Disruptive innovations often introduce products that are not as good as those are in use in established markets. Their performance is not good enough for the mainstream markets. However, these products are simple and convenient to use and are less expensive. They target customers from new, small, and initially unattractive segments.

These products are meant for new or low-end applications. When a product creates a new growth market, it is considered a disruptive innovation. If a company is unable to bring disruptive innovations to the market, it should look at the variables which could have led to this unfavorable outcome. Different outcomes appear to occur in a random fashion because often all the variables that influence the success of an innovation are not known. When these variables are understood and managed, attempting disruptive innovation will be less risky. The leading firms in a market have more resources than entrants. When the entrants try to attract their customers, leading firms overwhelm them with their financial muscle or other resources. When, instead, new entrants target ignored or customers who are unattractive to leading firms, the entrants are relatively safe. In this segment, the amount of cash resources or proprietary technology that the company has, does not matter. Hence it is better for new entrants to put their roots down through disruptive innovation rather than through innovation that is of a sustaining nature. The degree of integration of the firm determines the nature, scope, and success of innovation.

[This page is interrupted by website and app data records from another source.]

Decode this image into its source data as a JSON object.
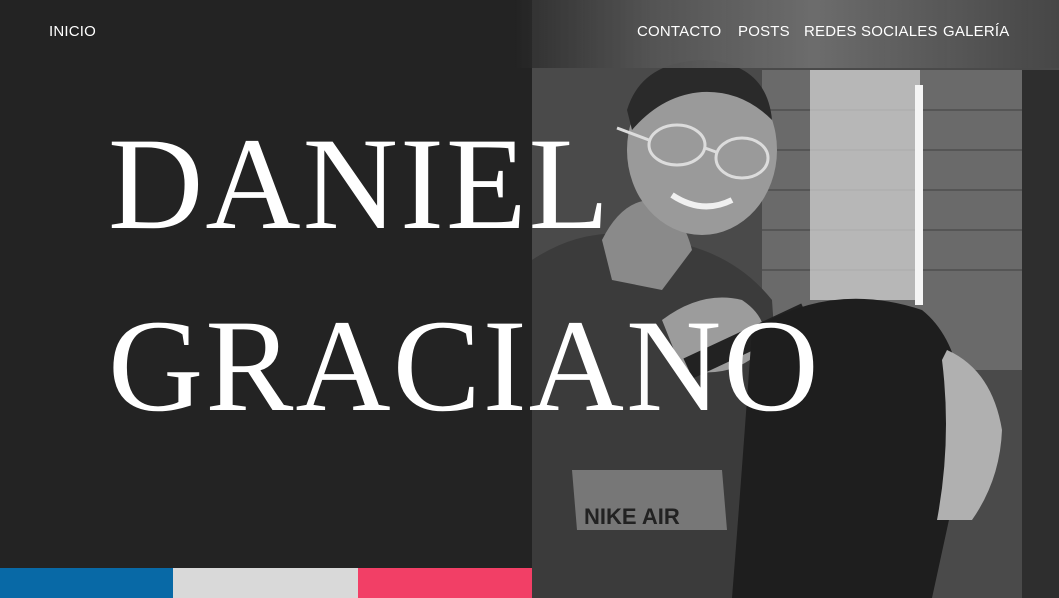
{
  "nav": {
    "home_label": "INICIO",
    "items": [
      {
        "label": "CONTACTO"
      },
      {
        "label": "POSTS"
      },
      {
        "label": "REDES SOCIALES"
      },
      {
        "label": "GALERÍA"
      }
    ]
  },
  "hero": {
    "first_name": "DANIEL",
    "last_name": "GRACIANO"
  },
  "photo": {
    "shirt_text": "NIKE AIR"
  },
  "colors": {
    "background": "#232323",
    "text": "#ffffff",
    "stripe_blue": "#0869a6",
    "stripe_gray": "#d9d9d9",
    "stripe_pink": "#f23f66"
  }
}
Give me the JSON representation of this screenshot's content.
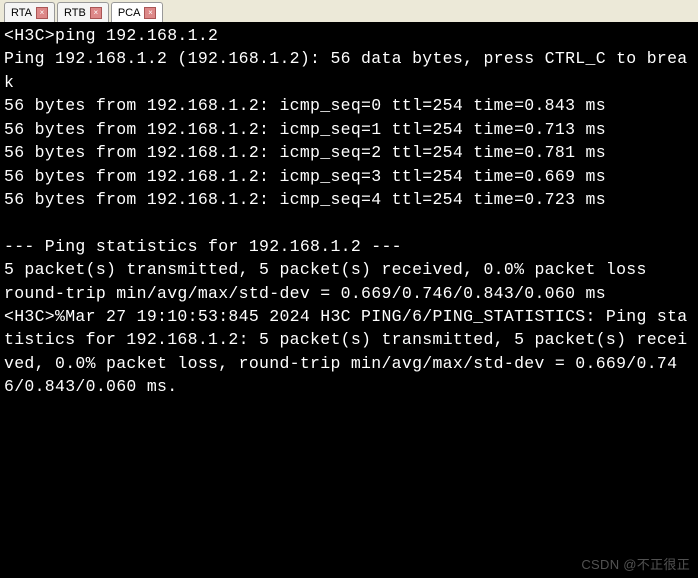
{
  "tabs": [
    {
      "label": "RTA",
      "active": false
    },
    {
      "label": "RTB",
      "active": false
    },
    {
      "label": "PCA",
      "active": true
    }
  ],
  "terminal": {
    "lines": [
      "<H3C>ping 192.168.1.2",
      "Ping 192.168.1.2 (192.168.1.2): 56 data bytes, press CTRL_C to break",
      "56 bytes from 192.168.1.2: icmp_seq=0 ttl=254 time=0.843 ms",
      "56 bytes from 192.168.1.2: icmp_seq=1 ttl=254 time=0.713 ms",
      "56 bytes from 192.168.1.2: icmp_seq=2 ttl=254 time=0.781 ms",
      "56 bytes from 192.168.1.2: icmp_seq=3 ttl=254 time=0.669 ms",
      "56 bytes from 192.168.1.2: icmp_seq=4 ttl=254 time=0.723 ms",
      "",
      "--- Ping statistics for 192.168.1.2 ---",
      "5 packet(s) transmitted, 5 packet(s) received, 0.0% packet loss",
      "round-trip min/avg/max/std-dev = 0.669/0.746/0.843/0.060 ms",
      "<H3C>%Mar 27 19:10:53:845 2024 H3C PING/6/PING_STATISTICS: Ping statistics for 192.168.1.2: 5 packet(s) transmitted, 5 packet(s) received, 0.0% packet loss, round-trip min/avg/max/std-dev = 0.669/0.746/0.843/0.060 ms."
    ]
  },
  "watermark": "CSDN @不正很正"
}
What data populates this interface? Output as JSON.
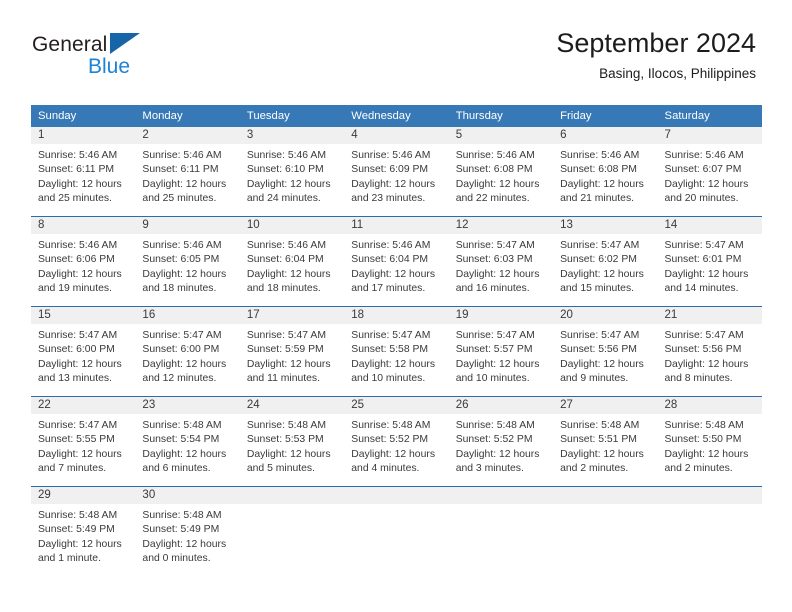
{
  "brand": {
    "name_part1": "General",
    "name_part2": "Blue",
    "triangle_color": "#1565a8",
    "blue_color": "#1d83d4"
  },
  "header": {
    "title": "September 2024",
    "subtitle": "Basing, Ilocos, Philippines"
  },
  "theme": {
    "header_bg": "#3778b6",
    "row_divider": "#2b6cab",
    "daynum_band": "#f0f0f0",
    "text": "#3a3a3a"
  },
  "weekday_headers": [
    "Sunday",
    "Monday",
    "Tuesday",
    "Wednesday",
    "Thursday",
    "Friday",
    "Saturday"
  ],
  "weeks": [
    [
      {
        "day": "1",
        "sunrise": "Sunrise: 5:46 AM",
        "sunset": "Sunset: 6:11 PM",
        "daylight_line1": "Daylight: 12 hours",
        "daylight_line2": "and 25 minutes."
      },
      {
        "day": "2",
        "sunrise": "Sunrise: 5:46 AM",
        "sunset": "Sunset: 6:11 PM",
        "daylight_line1": "Daylight: 12 hours",
        "daylight_line2": "and 25 minutes."
      },
      {
        "day": "3",
        "sunrise": "Sunrise: 5:46 AM",
        "sunset": "Sunset: 6:10 PM",
        "daylight_line1": "Daylight: 12 hours",
        "daylight_line2": "and 24 minutes."
      },
      {
        "day": "4",
        "sunrise": "Sunrise: 5:46 AM",
        "sunset": "Sunset: 6:09 PM",
        "daylight_line1": "Daylight: 12 hours",
        "daylight_line2": "and 23 minutes."
      },
      {
        "day": "5",
        "sunrise": "Sunrise: 5:46 AM",
        "sunset": "Sunset: 6:08 PM",
        "daylight_line1": "Daylight: 12 hours",
        "daylight_line2": "and 22 minutes."
      },
      {
        "day": "6",
        "sunrise": "Sunrise: 5:46 AM",
        "sunset": "Sunset: 6:08 PM",
        "daylight_line1": "Daylight: 12 hours",
        "daylight_line2": "and 21 minutes."
      },
      {
        "day": "7",
        "sunrise": "Sunrise: 5:46 AM",
        "sunset": "Sunset: 6:07 PM",
        "daylight_line1": "Daylight: 12 hours",
        "daylight_line2": "and 20 minutes."
      }
    ],
    [
      {
        "day": "8",
        "sunrise": "Sunrise: 5:46 AM",
        "sunset": "Sunset: 6:06 PM",
        "daylight_line1": "Daylight: 12 hours",
        "daylight_line2": "and 19 minutes."
      },
      {
        "day": "9",
        "sunrise": "Sunrise: 5:46 AM",
        "sunset": "Sunset: 6:05 PM",
        "daylight_line1": "Daylight: 12 hours",
        "daylight_line2": "and 18 minutes."
      },
      {
        "day": "10",
        "sunrise": "Sunrise: 5:46 AM",
        "sunset": "Sunset: 6:04 PM",
        "daylight_line1": "Daylight: 12 hours",
        "daylight_line2": "and 18 minutes."
      },
      {
        "day": "11",
        "sunrise": "Sunrise: 5:46 AM",
        "sunset": "Sunset: 6:04 PM",
        "daylight_line1": "Daylight: 12 hours",
        "daylight_line2": "and 17 minutes."
      },
      {
        "day": "12",
        "sunrise": "Sunrise: 5:47 AM",
        "sunset": "Sunset: 6:03 PM",
        "daylight_line1": "Daylight: 12 hours",
        "daylight_line2": "and 16 minutes."
      },
      {
        "day": "13",
        "sunrise": "Sunrise: 5:47 AM",
        "sunset": "Sunset: 6:02 PM",
        "daylight_line1": "Daylight: 12 hours",
        "daylight_line2": "and 15 minutes."
      },
      {
        "day": "14",
        "sunrise": "Sunrise: 5:47 AM",
        "sunset": "Sunset: 6:01 PM",
        "daylight_line1": "Daylight: 12 hours",
        "daylight_line2": "and 14 minutes."
      }
    ],
    [
      {
        "day": "15",
        "sunrise": "Sunrise: 5:47 AM",
        "sunset": "Sunset: 6:00 PM",
        "daylight_line1": "Daylight: 12 hours",
        "daylight_line2": "and 13 minutes."
      },
      {
        "day": "16",
        "sunrise": "Sunrise: 5:47 AM",
        "sunset": "Sunset: 6:00 PM",
        "daylight_line1": "Daylight: 12 hours",
        "daylight_line2": "and 12 minutes."
      },
      {
        "day": "17",
        "sunrise": "Sunrise: 5:47 AM",
        "sunset": "Sunset: 5:59 PM",
        "daylight_line1": "Daylight: 12 hours",
        "daylight_line2": "and 11 minutes."
      },
      {
        "day": "18",
        "sunrise": "Sunrise: 5:47 AM",
        "sunset": "Sunset: 5:58 PM",
        "daylight_line1": "Daylight: 12 hours",
        "daylight_line2": "and 10 minutes."
      },
      {
        "day": "19",
        "sunrise": "Sunrise: 5:47 AM",
        "sunset": "Sunset: 5:57 PM",
        "daylight_line1": "Daylight: 12 hours",
        "daylight_line2": "and 10 minutes."
      },
      {
        "day": "20",
        "sunrise": "Sunrise: 5:47 AM",
        "sunset": "Sunset: 5:56 PM",
        "daylight_line1": "Daylight: 12 hours",
        "daylight_line2": "and 9 minutes."
      },
      {
        "day": "21",
        "sunrise": "Sunrise: 5:47 AM",
        "sunset": "Sunset: 5:56 PM",
        "daylight_line1": "Daylight: 12 hours",
        "daylight_line2": "and 8 minutes."
      }
    ],
    [
      {
        "day": "22",
        "sunrise": "Sunrise: 5:47 AM",
        "sunset": "Sunset: 5:55 PM",
        "daylight_line1": "Daylight: 12 hours",
        "daylight_line2": "and 7 minutes."
      },
      {
        "day": "23",
        "sunrise": "Sunrise: 5:48 AM",
        "sunset": "Sunset: 5:54 PM",
        "daylight_line1": "Daylight: 12 hours",
        "daylight_line2": "and 6 minutes."
      },
      {
        "day": "24",
        "sunrise": "Sunrise: 5:48 AM",
        "sunset": "Sunset: 5:53 PM",
        "daylight_line1": "Daylight: 12 hours",
        "daylight_line2": "and 5 minutes."
      },
      {
        "day": "25",
        "sunrise": "Sunrise: 5:48 AM",
        "sunset": "Sunset: 5:52 PM",
        "daylight_line1": "Daylight: 12 hours",
        "daylight_line2": "and 4 minutes."
      },
      {
        "day": "26",
        "sunrise": "Sunrise: 5:48 AM",
        "sunset": "Sunset: 5:52 PM",
        "daylight_line1": "Daylight: 12 hours",
        "daylight_line2": "and 3 minutes."
      },
      {
        "day": "27",
        "sunrise": "Sunrise: 5:48 AM",
        "sunset": "Sunset: 5:51 PM",
        "daylight_line1": "Daylight: 12 hours",
        "daylight_line2": "and 2 minutes."
      },
      {
        "day": "28",
        "sunrise": "Sunrise: 5:48 AM",
        "sunset": "Sunset: 5:50 PM",
        "daylight_line1": "Daylight: 12 hours",
        "daylight_line2": "and 2 minutes."
      }
    ],
    [
      {
        "day": "29",
        "sunrise": "Sunrise: 5:48 AM",
        "sunset": "Sunset: 5:49 PM",
        "daylight_line1": "Daylight: 12 hours",
        "daylight_line2": "and 1 minute."
      },
      {
        "day": "30",
        "sunrise": "Sunrise: 5:48 AM",
        "sunset": "Sunset: 5:49 PM",
        "daylight_line1": "Daylight: 12 hours",
        "daylight_line2": "and 0 minutes."
      },
      {
        "day": "",
        "sunrise": "",
        "sunset": "",
        "daylight_line1": "",
        "daylight_line2": ""
      },
      {
        "day": "",
        "sunrise": "",
        "sunset": "",
        "daylight_line1": "",
        "daylight_line2": ""
      },
      {
        "day": "",
        "sunrise": "",
        "sunset": "",
        "daylight_line1": "",
        "daylight_line2": ""
      },
      {
        "day": "",
        "sunrise": "",
        "sunset": "",
        "daylight_line1": "",
        "daylight_line2": ""
      },
      {
        "day": "",
        "sunrise": "",
        "sunset": "",
        "daylight_line1": "",
        "daylight_line2": ""
      }
    ]
  ]
}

Highly integrated companies manufacture proprietary components or products. They have a wide range of product lines and also operate in different businesses. When a product's functionality is lower than the customer's expectation of it, disruptive innovation aims to create a better product. In such a scenario, engineers try to fix the pieces of their systems together in as efficient a way as possible. In the case of integrated firms, whenever disruptive innovation occurs, all the components are upgraded to ensure best performance. But when customer needs can be easily met by the available technology, firms that outsource components (i.e. firms that are not integrated) stand at an advantage.

Disruptive innovations fail to materialize when the organization fails to create the right environment for them to emerge. If the organization has a severe resource constraint, the inadequacy of resources may disallow innovation. If the organization is limited by its processes, these unsuitable processes may hold stifle innovation. Similarly, the values held by members of the firm may be hostile to disruptive innovation. A disruptive innovation succeeds when it brings simplicity and convenience into what the customer is doing.

It must minimize the need for customer to change his life in a direction in which he/she does not wish it to change. Creating disruptive innovations needs new capabilities in terms of resources, processes and values. This does not occur by accident, but by design. New organizational space has to be created to develop these capabilities. This can be done in three ways. One, create a new organizational structure (to develop new processes) inside existing corporate boundaries. Two, create a spin-off in which new processes and values are nurtured. Or, three, acquire an organization that already has the desired resources, processes and values.

Chapter 15 : Overview

The Rise and fall of great companies Disruptive innovation
Factors that affect disruptive innovation
Taking root in disruption Degree of integration Bringing simplicity and convenience to customers

Creating the capabilities to cope with disruptive innovation
Building a new structure in an Existing organization
Creating a spin-off, Acquiring an organization

Target Market for Disruptive Innovation